The Gran Chaco region – the largest dry forest in South America – is suffering a devastating rate of deforestation, driven by rising global demand for soy, inadequate legal protection and insufficient progress in removing deforestation risk from the supply chain. And yet, the region has received worryingly little attention from corporate actors and investors.
There is still a chance to reverse the damage done. If investors and key players in the region work in tandem to ensure real change is made, they can prevent irrevocable damage to the ecosystem, and save the soy industry of the Gran Chaco from collapsing.
Suffering in silence
The Gran Chaco is fast becoming the major frontier of deforestation – and as it covers an area about a quarter of the size of the entire European Union, it is no small matter. Propelled by the rising production of soybeans, the Gran Chaco, which extends from southern Bolivia into western Paraguay and northern Argentina, and southern Brazil has seen roughly a quarter of its area deforested for agriculture since 1985.
But despite this, the destruction taking place in the Gran Chaco has not received nearly as much attention as the Amazon or the Cerrado, by either corporate actors or investors. Neither the Argentine nor the Paraguayan Gran Chaco areas are adequately protected from soft commodities-driven deforestation. And if current trends persist, another 4 million hectares of forest in the Gran Chaco could be lost by 2028, causing greenhouse gas emissions broadly equating to 277.2 million tonnes of CO2.
Intensified soy production is having a drastic effect on the local environment, and the heightened risk of significant regional climate change can no longer be ignored.
The Deforestation Dozen
Undoubtedly, investors have a critical role to play – not only in their duty of care to protect this vital ecosystem, but also to protect their returns by ensuring that their investments do not collapse.

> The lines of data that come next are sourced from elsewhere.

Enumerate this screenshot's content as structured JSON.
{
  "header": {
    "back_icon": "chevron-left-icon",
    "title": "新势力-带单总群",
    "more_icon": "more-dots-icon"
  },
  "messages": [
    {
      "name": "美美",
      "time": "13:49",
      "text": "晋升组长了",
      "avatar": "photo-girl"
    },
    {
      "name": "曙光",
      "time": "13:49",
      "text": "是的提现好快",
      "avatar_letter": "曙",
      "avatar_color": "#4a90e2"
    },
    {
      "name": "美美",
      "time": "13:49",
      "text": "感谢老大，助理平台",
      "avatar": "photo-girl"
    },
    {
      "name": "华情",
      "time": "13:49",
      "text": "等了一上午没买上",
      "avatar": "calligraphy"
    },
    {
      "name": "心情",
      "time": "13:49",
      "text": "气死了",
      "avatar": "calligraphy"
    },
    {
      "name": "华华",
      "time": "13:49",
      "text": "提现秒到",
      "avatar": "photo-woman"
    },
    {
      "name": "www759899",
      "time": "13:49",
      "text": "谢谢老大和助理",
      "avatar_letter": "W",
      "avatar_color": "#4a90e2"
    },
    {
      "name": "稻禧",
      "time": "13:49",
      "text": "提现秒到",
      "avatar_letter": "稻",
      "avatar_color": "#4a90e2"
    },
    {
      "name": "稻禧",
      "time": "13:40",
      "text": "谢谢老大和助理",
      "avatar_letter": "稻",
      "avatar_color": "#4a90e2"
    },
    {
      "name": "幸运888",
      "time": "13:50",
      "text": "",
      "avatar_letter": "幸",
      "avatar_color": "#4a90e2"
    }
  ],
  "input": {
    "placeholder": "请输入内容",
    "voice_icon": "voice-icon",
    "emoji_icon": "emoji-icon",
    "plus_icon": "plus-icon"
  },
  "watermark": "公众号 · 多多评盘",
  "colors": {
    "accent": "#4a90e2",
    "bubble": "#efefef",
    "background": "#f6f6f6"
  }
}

However, the responsibility does not rest on the shoulders of investors alone. Their efforts must be matched by the largest commodity traders in the Gran Chaco, responsible for the vast majority of exports in the region. In fact, the 12 largest soy traders, “The ‘Deforestation Dozen”, as Planet Tracker’s recent report dubs them, account for more than 89% of the total soy exports from the Gran Chaco – and yet, they are failing to prevent soy-driven deforestation in the region.
Some of these traders, including Archer Daniels Midland, Viterra and Cargill, are members of trader-led initiatives like the Soft Commodities Forum, which aims to advance collective action on a forest conversion-free soy supply chain. The problem is that the forum does not yet include reporting on Gran Chaco.

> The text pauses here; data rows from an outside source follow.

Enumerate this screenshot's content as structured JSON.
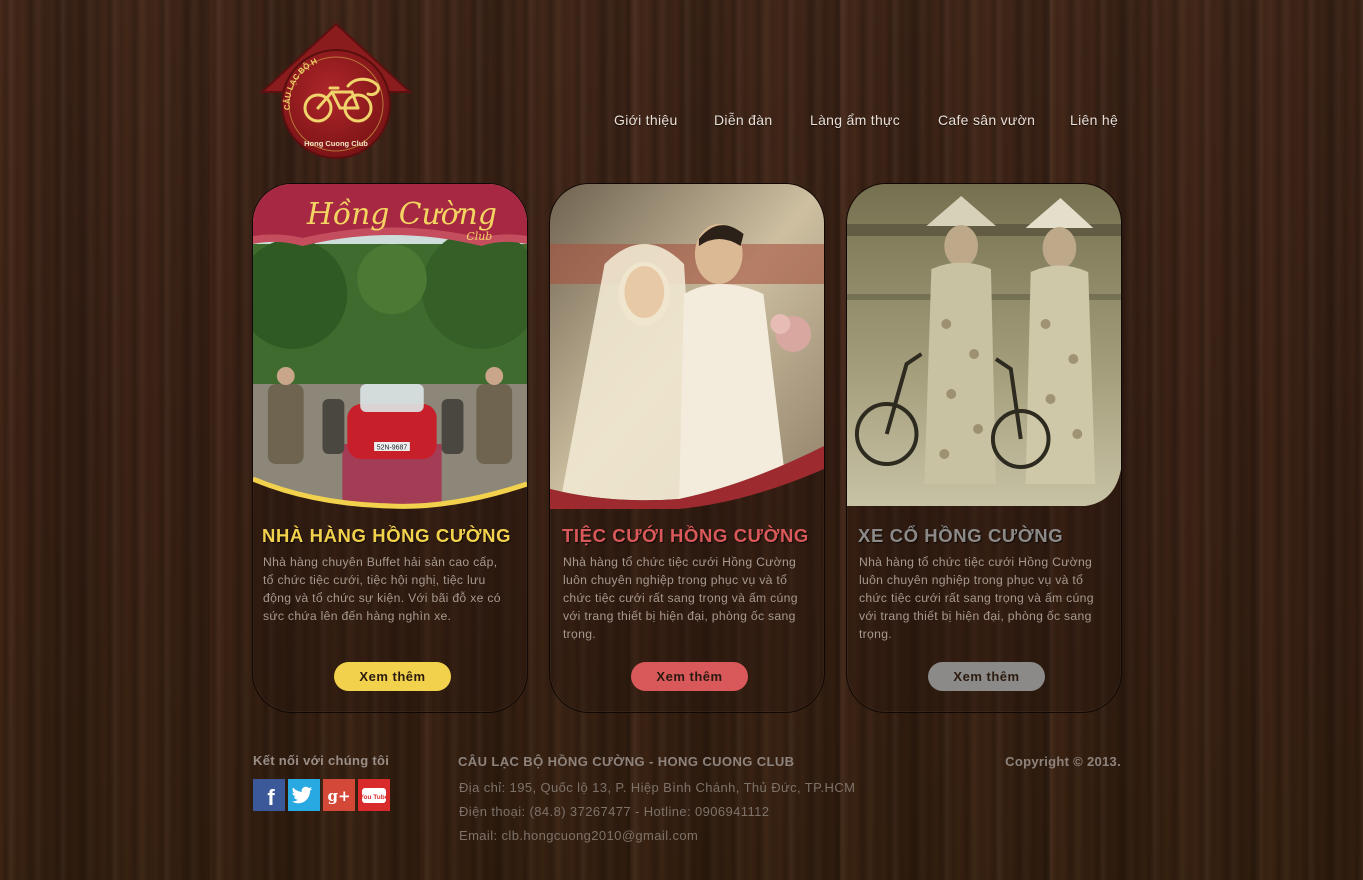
{
  "logo": {
    "arc_text": "CÂU LẠC BỘ HỒNG CƯỜNG",
    "bottom_text": "Hong Cuong Club",
    "colors": {
      "red": "#8e1c1c",
      "gold": "#e8c24a"
    }
  },
  "nav": [
    {
      "label": "Giới thiệu"
    },
    {
      "label": "Diễn đàn"
    },
    {
      "label": "Làng ẩm thực"
    },
    {
      "label": "Cafe sân vườn"
    },
    {
      "label": "Liên hệ"
    }
  ],
  "cards": [
    {
      "title": "NHÀ HÀNG HỒNG CƯỜNG",
      "sign_text": "Hồng Cường",
      "sign_sub": "Club",
      "plate": "52N-9687",
      "desc": "Nhà hàng chuyên Buffet hải sản cao cấp, tổ chức tiệc cưới, tiệc hội nghị, tiệc lưu động và tổ chức sự kiện. Với bãi đỗ xe có sức chứa lên đến hàng nghìn xe.",
      "button": "Xem thêm",
      "accent": "#f2d24d"
    },
    {
      "title": "TIỆC CƯỚI HỒNG CƯỜNG",
      "desc": "Nhà hàng tổ chức tiệc cưới Hồng Cường luôn chuyên nghiệp trong phục vụ và tổ chức tiệc cưới rất sang trọng và ấm cúng với trang thiết bị hiện đại, phòng ốc sang trọng.",
      "button": "Xem thêm",
      "accent": "#d9585a"
    },
    {
      "title": "XE CỔ HỒNG CƯỜNG",
      "desc": "Nhà hàng tổ chức tiệc cưới Hồng Cường luôn chuyên nghiệp trong phục vụ và tổ chức tiệc cưới rất sang trọng và ấm cúng với trang thiết bị hiện đại, phòng ốc sang trọng.",
      "button": "Xem thêm",
      "accent": "#8c8a88"
    }
  ],
  "footer": {
    "connect_label": "Kết nối với chúng tôi",
    "social": [
      {
        "icon": "facebook-icon",
        "glyph": "f",
        "color": "#3b5998"
      },
      {
        "icon": "twitter-icon",
        "color": "#29a9e1"
      },
      {
        "icon": "google-plus-icon",
        "glyph": "g+",
        "color": "#d34836"
      },
      {
        "icon": "youtube-icon",
        "glyph": "You Tube",
        "color": "#d92b2b"
      }
    ],
    "club_name": "CÂU LẠC BỘ HỒNG CƯỜNG - HONG CUONG CLUB",
    "address": "Địa chỉ: 195, Quốc lộ 13, P. Hiệp Bình Chánh, Thủ Đức, TP.HCM",
    "phone": "Điện thoại: (84.8) 37267477 - Hotline: 0906941112",
    "email": "Email: clb.hongcuong2010@gmail.com",
    "copyright": "Copyright © 2013."
  }
}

Last in class
Efforts in the region fall short on almost every level when compared to the Amazon or the Cerrado. A recent evaluation of the activities of major soy traders by the World Wildlife Fund (WWF) assessed the readiness of the traders to be deforestation-free. The 12 traders linked to the Gran Chaco were graded against criteria under the following five major themes: setting and strengthening goals; implementing ethical supply chains; reporting progress; increasing transparency; and collaborating for change.
Less than 3% of Argentina’s soy production in 2020 received certification by the Round Table on Responsible Soy Association
Staggeringly, only one of the Deforestation Dozen scored above 50% – and half of the companies scored below 10%. Performance was particularly poor in the transparency sections of the assessment, with little to no investment into certification or traceability.
Certification numbers are also particularly concerning. The Round Table on Responsible Soy Association (RTRS) certified less than 3% of the total soy production in 2020 across Argentina, Brazil and Paraguay – meaning that less than 3% of the total soy produced in that year was certified deforestation-free.
If things don’t change, companies trading in the EU will be particularly at risk as regulatory bodies begin to focus on the issue, with new regulations potentially bringing a ban on the import of deforestation-linked soy, among other commodities, into Europe. The proposed regulation will impose mandatory due diligence rules on importers, moving toward stricter traceability. And unless the soy traders in the Gran Chaco can demonstrate deforestation-free supplies, this new regulatory landscape will prove treacherous.
An opportunity for change
Currently, out of the 20 largest equity investors and debt financiers funding the traders operating in the Gran Chaco, only one explicitly recognises the region as a high-risk biome. None have made commitments specific to this ecosystem. This means that companies seeking funding will not face the same checks regarding deforestation in the Gran Chaco that they do in other biomes.
However, this presents a unique opportunity for companies and investors to implement strong policies and address deforestation before this biome suffers damage beyond repair.
Lenders and investors must play a crucial role in supporting this effort by ensuring financing activities are contingent on companies adopting and implementing comprehensive deforestation commitments and policies. They should also actively engage with and support initiatives such as Innovative Finance for the Amazon, Cerrado and Chaco (IFACC), to move funding away from deforestation-linked activities in the Gran Chaco, and require trading companies to disclose the location of the soy silos and source farms in their supply chains. This will aid traceability as a condition of funding, and require portfolio companies to purchase only RTRS-certified soy.
If investors and financial institutions don’t demand transparency and make tangible efforts to shift policy soon, the Gran Chaco as we know it will be destroyed.